▶ [What the exercise asks] All lines from the one including "Convert this screenshot" to the bottom of the entries below should be repeated exactly, both ends kept.

Component data from apps and pages
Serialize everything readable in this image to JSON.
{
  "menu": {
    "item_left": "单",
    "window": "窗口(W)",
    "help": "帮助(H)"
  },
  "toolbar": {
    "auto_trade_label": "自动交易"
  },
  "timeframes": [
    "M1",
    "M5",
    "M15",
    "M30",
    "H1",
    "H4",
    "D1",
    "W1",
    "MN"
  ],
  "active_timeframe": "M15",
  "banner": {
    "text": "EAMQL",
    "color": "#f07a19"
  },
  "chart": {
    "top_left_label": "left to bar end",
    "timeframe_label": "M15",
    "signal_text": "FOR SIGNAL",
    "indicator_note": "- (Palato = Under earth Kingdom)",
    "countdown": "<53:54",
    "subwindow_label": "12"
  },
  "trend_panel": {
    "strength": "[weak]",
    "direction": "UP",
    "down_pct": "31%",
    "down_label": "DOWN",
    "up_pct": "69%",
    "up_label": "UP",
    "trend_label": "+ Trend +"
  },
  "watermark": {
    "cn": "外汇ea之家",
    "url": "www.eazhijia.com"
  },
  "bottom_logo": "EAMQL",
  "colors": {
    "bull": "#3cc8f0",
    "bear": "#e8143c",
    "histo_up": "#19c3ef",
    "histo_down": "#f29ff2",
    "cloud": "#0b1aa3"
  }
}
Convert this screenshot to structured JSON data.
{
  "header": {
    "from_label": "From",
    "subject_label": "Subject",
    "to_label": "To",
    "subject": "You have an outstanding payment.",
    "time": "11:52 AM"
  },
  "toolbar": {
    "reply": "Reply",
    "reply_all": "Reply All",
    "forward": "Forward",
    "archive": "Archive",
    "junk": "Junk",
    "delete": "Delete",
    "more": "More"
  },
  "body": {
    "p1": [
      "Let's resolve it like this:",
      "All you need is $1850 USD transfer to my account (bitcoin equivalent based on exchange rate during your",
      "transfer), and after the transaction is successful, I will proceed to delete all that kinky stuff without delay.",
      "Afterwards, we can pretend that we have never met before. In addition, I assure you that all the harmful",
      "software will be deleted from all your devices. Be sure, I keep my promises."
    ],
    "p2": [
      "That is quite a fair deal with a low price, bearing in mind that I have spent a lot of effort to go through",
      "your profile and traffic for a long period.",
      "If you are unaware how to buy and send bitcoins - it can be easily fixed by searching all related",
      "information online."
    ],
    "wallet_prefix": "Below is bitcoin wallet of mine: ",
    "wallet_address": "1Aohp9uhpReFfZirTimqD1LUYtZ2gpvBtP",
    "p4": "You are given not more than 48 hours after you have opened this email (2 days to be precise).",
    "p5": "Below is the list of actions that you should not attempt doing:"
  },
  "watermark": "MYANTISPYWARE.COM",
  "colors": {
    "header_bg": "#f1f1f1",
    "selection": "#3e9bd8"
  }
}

▶ [Solution to this problem]
Convert this screenshot to structured JSON data.
{
  "header": {
    "from_label": "From",
    "subject_label": "Subject",
    "to_label": "To",
    "subject": "You have an outstanding payment.",
    "time": "11:52 AM"
  },
  "toolbar": {
    "reply": "Reply",
    "reply_all": "Reply All",
    "forward": "Forward",
    "archive": "Archive",
    "junk": "Junk",
    "delete": "Delete",
    "more": "More"
  },
  "body": {
    "p1": [
      "Let's resolve it like this:",
      "All you need is $1850 USD transfer to my account (bitcoin equivalent based on exchange rate during your",
      "transfer), and after the transaction is successful, I will proceed to delete all that kinky stuff without delay.",
      "Afterwards, we can pretend that we have never met before. In addition, I assure you that all the harmful",
      "software will be deleted from all your devices. Be sure, I keep my promises."
    ],
    "p2": [
      "That is quite a fair deal with a low price, bearing in mind that I have spent a lot of effort to go through",
      "your profile and traffic for a long period.",
      "If you are unaware how to buy and send bitcoins - it can be easily fixed by searching all related",
      "information online."
    ],
    "wallet_prefix": "Below is bitcoin wallet of mine: ",
    "wallet_address": "1Aohp9uhpReFfZirTimqD1LUYtZ2gpvBtP",
    "p4": "You are given not more than 48 hours after you have opened this email (2 days to be precise).",
    "p5": "Below is the list of actions that you should not attempt doing:"
  },
  "watermark": "MYANTISPYWARE.COM",
  "colors": {
    "header_bg": "#f1f1f1",
    "selection": "#3e9bd8"
  }
}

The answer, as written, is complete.